feres with the rigidity of the tube in assembling and supportingthe fins. In so far as the fluid containing capacity of the tube is concerned, the tube may be very thin. The thickness of the tube is provided in order to give rigidity so that the tubes may be pushed through the fins in assembling the tubes and fins together. Now in order to get this rigidity, it is found necessary to use .010 stock, the .005 stock would not give the tube the necessary rigidity for assembling or supporting the fins. However, the .005 stock is ample to act as a liquid container and carry the fluid from the top header to the llO tion, I have designed a form of the Bundy tube which isj'calcu'lated to give the rigidity,- necessa'r for radiator tube, but which effects a consi erable saving in material over the lock-seam tube, and consequently makes a tube of this kind a cheaper substitute for lock-seam tube in radiator construction. To
this end, I use a relatively thin stock, say .005 of an inch. Instead of forming a plural ply tube where the plural plies run around the complete circumference of the cross section of the tube, I run the plural plies only part way around. I am aware that it is old to use lap seams in tubing, but so far as I am aware, a light gauge tube has never been -made of such a light gauge stock as to be to Wit: approximately .005 of an inch thick,
which is in copper tube inherently flexible, and which will require external support for using the tube to push as a rigid member. In order to provide this external support, I provide an overlapping of the plies which is suflicient to form a relatively deep channel section or arch. Preferably, this channel section or arch formed by the overlapping is substantially half the circumference of the tube; this forms, as it were, a backbone for the tube which could not be afforded by only a slight overlap or simply a lockseam. This overlapping gives the inherently flexible tube a stiffness which will push the tube through the fins and also atfords a backbone for the inherently flexible walls so that the same will stand erect in the radiator and support the fins that are soldered thereto.
Now, making a comparison of cost with the figures above given, it will be seen that a tube thus constructed requires approxicost per pound of copper stock of .005 of an I inch thickness.
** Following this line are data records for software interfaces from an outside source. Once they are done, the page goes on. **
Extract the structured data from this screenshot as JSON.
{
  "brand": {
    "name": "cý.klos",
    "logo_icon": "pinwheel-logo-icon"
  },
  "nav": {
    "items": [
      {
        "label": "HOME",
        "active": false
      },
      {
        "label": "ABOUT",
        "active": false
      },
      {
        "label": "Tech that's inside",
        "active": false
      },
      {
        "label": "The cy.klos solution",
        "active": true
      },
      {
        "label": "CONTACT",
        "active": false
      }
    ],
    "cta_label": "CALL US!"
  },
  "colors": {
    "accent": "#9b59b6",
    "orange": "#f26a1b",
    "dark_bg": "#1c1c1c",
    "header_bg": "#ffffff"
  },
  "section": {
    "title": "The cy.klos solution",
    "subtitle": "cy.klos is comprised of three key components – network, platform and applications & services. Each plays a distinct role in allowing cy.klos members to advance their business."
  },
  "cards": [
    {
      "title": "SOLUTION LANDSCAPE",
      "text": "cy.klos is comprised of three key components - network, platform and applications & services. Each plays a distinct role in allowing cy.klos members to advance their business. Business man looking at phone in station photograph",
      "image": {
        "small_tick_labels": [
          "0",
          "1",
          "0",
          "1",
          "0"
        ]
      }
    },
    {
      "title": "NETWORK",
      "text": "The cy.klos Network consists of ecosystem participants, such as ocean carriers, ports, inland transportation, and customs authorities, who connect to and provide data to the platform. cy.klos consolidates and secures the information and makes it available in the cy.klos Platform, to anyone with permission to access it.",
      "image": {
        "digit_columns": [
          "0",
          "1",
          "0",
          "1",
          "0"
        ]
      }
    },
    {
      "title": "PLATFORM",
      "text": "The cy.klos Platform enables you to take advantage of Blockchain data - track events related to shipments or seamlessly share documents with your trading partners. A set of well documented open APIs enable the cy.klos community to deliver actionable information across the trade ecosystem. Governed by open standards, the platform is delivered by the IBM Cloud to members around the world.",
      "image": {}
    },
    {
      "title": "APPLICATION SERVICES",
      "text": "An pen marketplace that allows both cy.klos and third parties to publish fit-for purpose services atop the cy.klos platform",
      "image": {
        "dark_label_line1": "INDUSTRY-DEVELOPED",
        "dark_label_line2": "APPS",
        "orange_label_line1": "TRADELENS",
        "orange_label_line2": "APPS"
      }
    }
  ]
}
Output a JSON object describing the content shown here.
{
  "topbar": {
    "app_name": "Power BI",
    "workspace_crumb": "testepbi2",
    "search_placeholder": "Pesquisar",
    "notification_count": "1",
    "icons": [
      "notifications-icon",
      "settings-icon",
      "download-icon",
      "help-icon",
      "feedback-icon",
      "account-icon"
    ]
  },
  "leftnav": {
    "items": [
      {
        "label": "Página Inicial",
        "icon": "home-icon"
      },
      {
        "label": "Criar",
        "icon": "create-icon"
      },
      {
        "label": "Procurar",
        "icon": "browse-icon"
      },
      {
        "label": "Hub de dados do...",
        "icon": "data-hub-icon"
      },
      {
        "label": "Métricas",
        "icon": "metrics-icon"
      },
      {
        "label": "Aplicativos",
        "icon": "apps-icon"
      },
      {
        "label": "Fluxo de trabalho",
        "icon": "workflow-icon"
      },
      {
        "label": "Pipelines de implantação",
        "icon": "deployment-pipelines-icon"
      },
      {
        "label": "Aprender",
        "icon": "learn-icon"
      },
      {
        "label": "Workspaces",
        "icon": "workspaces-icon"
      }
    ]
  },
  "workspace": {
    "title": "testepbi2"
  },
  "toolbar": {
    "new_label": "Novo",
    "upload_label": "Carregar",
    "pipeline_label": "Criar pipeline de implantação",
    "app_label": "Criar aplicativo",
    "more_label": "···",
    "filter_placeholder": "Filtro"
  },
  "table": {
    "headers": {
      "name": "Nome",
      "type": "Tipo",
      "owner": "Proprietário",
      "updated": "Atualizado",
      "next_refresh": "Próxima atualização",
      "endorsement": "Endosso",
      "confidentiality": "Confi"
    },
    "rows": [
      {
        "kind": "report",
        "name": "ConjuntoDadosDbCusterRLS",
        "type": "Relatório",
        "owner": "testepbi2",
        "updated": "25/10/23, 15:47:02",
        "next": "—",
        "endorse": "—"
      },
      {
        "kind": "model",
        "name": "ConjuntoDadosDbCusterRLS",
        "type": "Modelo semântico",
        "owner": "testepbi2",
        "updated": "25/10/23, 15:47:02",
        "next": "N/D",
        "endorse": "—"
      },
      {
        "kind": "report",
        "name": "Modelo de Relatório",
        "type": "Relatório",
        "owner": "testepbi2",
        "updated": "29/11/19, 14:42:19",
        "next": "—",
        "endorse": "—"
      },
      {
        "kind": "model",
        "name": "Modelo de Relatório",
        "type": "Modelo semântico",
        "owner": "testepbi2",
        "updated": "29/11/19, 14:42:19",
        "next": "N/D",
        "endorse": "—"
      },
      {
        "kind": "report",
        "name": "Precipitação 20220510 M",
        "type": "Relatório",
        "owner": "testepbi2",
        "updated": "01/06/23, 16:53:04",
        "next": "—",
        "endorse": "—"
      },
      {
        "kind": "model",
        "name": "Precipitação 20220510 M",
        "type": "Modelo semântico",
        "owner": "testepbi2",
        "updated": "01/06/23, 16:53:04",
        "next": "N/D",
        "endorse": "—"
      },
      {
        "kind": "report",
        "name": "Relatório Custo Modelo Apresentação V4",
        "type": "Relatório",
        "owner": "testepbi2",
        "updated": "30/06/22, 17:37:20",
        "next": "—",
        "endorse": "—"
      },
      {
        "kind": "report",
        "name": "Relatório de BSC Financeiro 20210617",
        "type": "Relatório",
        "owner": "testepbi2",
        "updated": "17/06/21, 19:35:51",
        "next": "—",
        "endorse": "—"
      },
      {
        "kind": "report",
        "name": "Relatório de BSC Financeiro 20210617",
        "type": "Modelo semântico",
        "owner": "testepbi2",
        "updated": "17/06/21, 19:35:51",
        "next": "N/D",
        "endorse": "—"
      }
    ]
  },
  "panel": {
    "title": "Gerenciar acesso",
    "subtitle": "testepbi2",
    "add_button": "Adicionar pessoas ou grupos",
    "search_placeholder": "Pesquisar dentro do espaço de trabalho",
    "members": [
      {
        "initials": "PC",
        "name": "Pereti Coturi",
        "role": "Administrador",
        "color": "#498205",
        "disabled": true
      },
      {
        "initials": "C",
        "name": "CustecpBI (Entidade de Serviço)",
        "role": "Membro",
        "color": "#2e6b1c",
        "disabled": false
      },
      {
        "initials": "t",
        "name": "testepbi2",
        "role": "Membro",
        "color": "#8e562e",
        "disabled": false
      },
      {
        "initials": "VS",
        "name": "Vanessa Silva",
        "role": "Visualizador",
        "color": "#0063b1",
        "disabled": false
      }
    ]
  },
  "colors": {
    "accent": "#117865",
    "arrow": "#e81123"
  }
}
This figured out will amount to 20 4f0r the same unit of tube, making a net saving over lock-seam tube approximatin 20%. This obviously, when translated into large figures of production which obtain in some of our large automobile factories, means enormous savings in the course of a ear.
W at I claim is:
1. A relatively light gauge tubing, comprising a plural ply single tube for heat exchange purposes made of relatively thin gauge stock, so thin that a tube made of single pl would be so flexible as to lack utility w ere a stiff tube is required and in which the plies overlap and are secured together for only substantially one-half the cross section of the tube for the purpose of giving reinforcement and stiffness.
2. A relatively light gauge tubing, for use in heat exchange systems, formed from relatively thin stock and so thin that the tube, if made single would be inherently flexible but wherein the stock is overlapped for a portion only of the cross section of the tube to give a reinforcing arch or channel to afford stiffness to the tube.
3. A relatively light gauge tubing, comprising a relatively thin sheet metal stock approximating .005 of an inch formed up into a tube with overlapping plies cemented together but overlapping only a portion of the circumference of the tube, but of considerable width for forming a reinforcing channel or arch and saving material on the nonoverlapping portion.
Intestimony whereof I aflix my signature.
HARRY W. BUNDY.